yardThe same is true for this Texas Scarlet Quince (Chaenomeles speciosa), which is well established.

yard4This Bridal Wreath Spirea (Spiraea prunifolia) was planted last year, but these are the first blooms since then.  I really don’t want to find out what a freeze will do to it.

yard11The wind is too strong to get a close up picture, so I cut a couple of small sprigs to bring inside.

yard112Lovely for bouquets because the long stems droop over slightly.

The leaves should turn color in the fall to hues of red, orange, and yellow with another round of flowers.  Because our summers are so harsh, I’m not sure that will happen here.

yard3Finally I was able to get a picture of one of the Cardinals that live in the area.  Only possible because of zoom lens because anytime I crack a door, they’re gone.

yard5In bloom already is this mystery bush.   The leaves are different than most of the other flowering shrubs here.  I can’t find a record of its purchase and don’t remember where I bought it.  I really do try to keep up with the receipts,  What can I say?

yard6Another small bush planted last spring from the Lady Bird Johnson Wildflower Center plant sale.  I was bowled over when I saw the blooms the other day.

yard7Blue Wild Indigo or Blue False Indigo (Baptisis abstralis) is a flowering bush native to mid-western North American.  The False Blue name means that it has been used as a substitute for the dye producing plant Indigofera tinctoria.   Common names also include rattle weed, rattle bush, and horsefly weed.

yard10Hummingbirds arrived about two weeks ago.  Already they number around 40 or 50.

yard8Maybe they are in a frenzy because they sense a temperature change.  The wind already has a sharp chill.

yard9This picture was taken at a different feeder just after the other one.  Unfortunately, if it freezes, most of these will die.  This has happened before.
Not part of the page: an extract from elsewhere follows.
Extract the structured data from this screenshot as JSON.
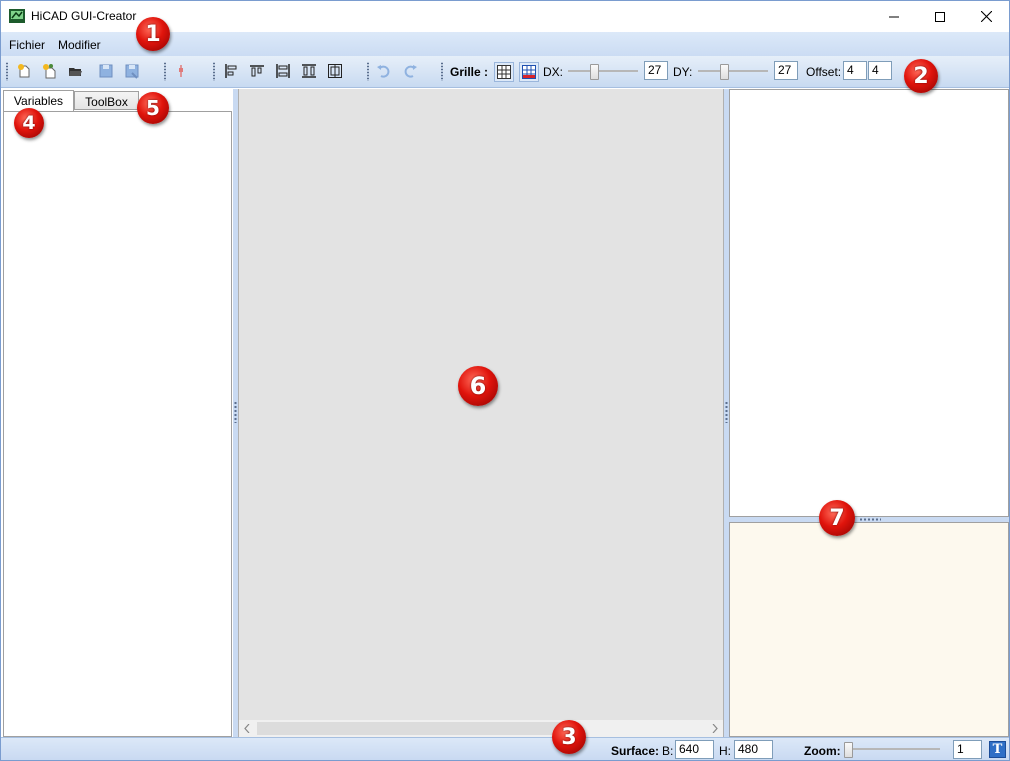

Spring can be unpredictable and is proving to be extremely so this year.

“Life is like riding a bicycle.  To keep your balance, you must keep moving.”  Albert Einstein